It is only relatively recently that researchers have demonstrated adolescence as a distinct maturational period. The fact that the functionality of corticolimbic circuits during early adolescence is unique compared to that during younger or older age intervals further highlights the idea that this maturational stage has its own unique demands including behavioural and neural adaptations to facilitate establishing independence. The data presented herein, demonstrate that the hydrolytic activity of FAAH and the tissue content of its NAE substrates: AEA, PEA and OEA, exhibit discrete, temporal-specific changes throughout the peri-adolescent period.
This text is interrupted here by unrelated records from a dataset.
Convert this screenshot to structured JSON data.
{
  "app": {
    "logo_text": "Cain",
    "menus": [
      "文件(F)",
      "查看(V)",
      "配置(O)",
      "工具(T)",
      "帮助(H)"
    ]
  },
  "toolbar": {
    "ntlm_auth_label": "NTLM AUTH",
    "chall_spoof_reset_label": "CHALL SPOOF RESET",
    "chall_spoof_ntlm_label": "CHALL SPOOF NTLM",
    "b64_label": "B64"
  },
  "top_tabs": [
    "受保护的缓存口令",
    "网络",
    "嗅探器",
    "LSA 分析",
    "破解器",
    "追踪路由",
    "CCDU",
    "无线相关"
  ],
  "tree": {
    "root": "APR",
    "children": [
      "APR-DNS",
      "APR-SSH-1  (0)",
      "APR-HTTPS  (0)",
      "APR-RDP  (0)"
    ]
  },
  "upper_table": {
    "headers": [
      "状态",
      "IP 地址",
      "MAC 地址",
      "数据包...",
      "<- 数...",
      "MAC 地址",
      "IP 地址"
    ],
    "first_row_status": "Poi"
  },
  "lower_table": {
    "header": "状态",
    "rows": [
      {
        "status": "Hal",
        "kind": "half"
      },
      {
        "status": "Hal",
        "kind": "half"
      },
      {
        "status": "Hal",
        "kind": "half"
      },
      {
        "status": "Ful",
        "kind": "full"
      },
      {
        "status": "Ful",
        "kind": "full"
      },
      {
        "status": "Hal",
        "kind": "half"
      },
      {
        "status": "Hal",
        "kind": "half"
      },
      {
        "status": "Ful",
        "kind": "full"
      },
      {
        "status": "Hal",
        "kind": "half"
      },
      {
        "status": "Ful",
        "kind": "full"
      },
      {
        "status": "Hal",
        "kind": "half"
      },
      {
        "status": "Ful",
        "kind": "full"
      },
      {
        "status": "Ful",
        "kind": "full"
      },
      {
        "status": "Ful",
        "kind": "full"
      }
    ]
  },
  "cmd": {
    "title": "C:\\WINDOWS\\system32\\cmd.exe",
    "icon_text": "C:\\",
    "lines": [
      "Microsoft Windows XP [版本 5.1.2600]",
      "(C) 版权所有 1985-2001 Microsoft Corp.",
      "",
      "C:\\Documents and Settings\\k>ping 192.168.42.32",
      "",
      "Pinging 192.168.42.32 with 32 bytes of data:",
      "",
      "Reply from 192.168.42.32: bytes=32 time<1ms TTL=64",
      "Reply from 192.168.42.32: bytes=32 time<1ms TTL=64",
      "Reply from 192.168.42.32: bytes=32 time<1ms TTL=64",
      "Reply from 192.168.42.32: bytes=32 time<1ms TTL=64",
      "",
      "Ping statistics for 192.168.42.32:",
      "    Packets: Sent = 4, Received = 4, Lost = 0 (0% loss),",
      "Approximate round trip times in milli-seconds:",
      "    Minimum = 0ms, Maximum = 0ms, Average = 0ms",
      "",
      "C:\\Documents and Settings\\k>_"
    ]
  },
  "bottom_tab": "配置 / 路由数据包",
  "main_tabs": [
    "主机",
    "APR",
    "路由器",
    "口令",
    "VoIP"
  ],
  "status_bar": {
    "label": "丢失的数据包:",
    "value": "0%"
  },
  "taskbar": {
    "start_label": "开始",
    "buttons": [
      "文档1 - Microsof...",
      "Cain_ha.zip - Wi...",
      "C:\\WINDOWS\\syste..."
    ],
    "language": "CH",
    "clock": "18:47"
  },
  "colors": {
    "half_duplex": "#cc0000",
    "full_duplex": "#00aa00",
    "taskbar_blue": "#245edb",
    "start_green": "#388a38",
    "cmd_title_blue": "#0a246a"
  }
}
Future research will endeavour to determine the functional role of these changes in the onset of puberty, development of the adolescent phenotype and maturation into adulthood.
The authors would also like to thank the following sources of funding support: TTYL -Canadian Institutes of Health Research (CIHR) and the Canadian Consortium for the Investigation of Cannabinoids (CCIC; salary); MNH -CIHR (post-doctoral fellowship); CJH – NIH grants DA09155 and DA026996, this project was also funded through the Research and Education Initiative Fund, a component of the Advancing a Healthier Wisconsin endowment at the Medical College of Wisconsin; BBG – Natural Sciences and Engineering Research Council of Canada and CIHR (operating).
Supporting Grant Information:
Canadian Institutes for Health Sciences (CIHR) – salary grants to MNH and TT-YL and operating grant to BBG.
Canadian Consortium for the Investigation of Cannabinoids (CCIC) – salary grant to TT-YL
Natural Sciences and Engineering Research Council of Canada (NSERC) – operating grant to BBG
National Institutes of Health – grants DA09155 and DA026996 to CJH
Research and Education Initiative Fund, a component of the Advancing a Healthier Wisconsin endowment at the Medical College of Wisconsin to CJH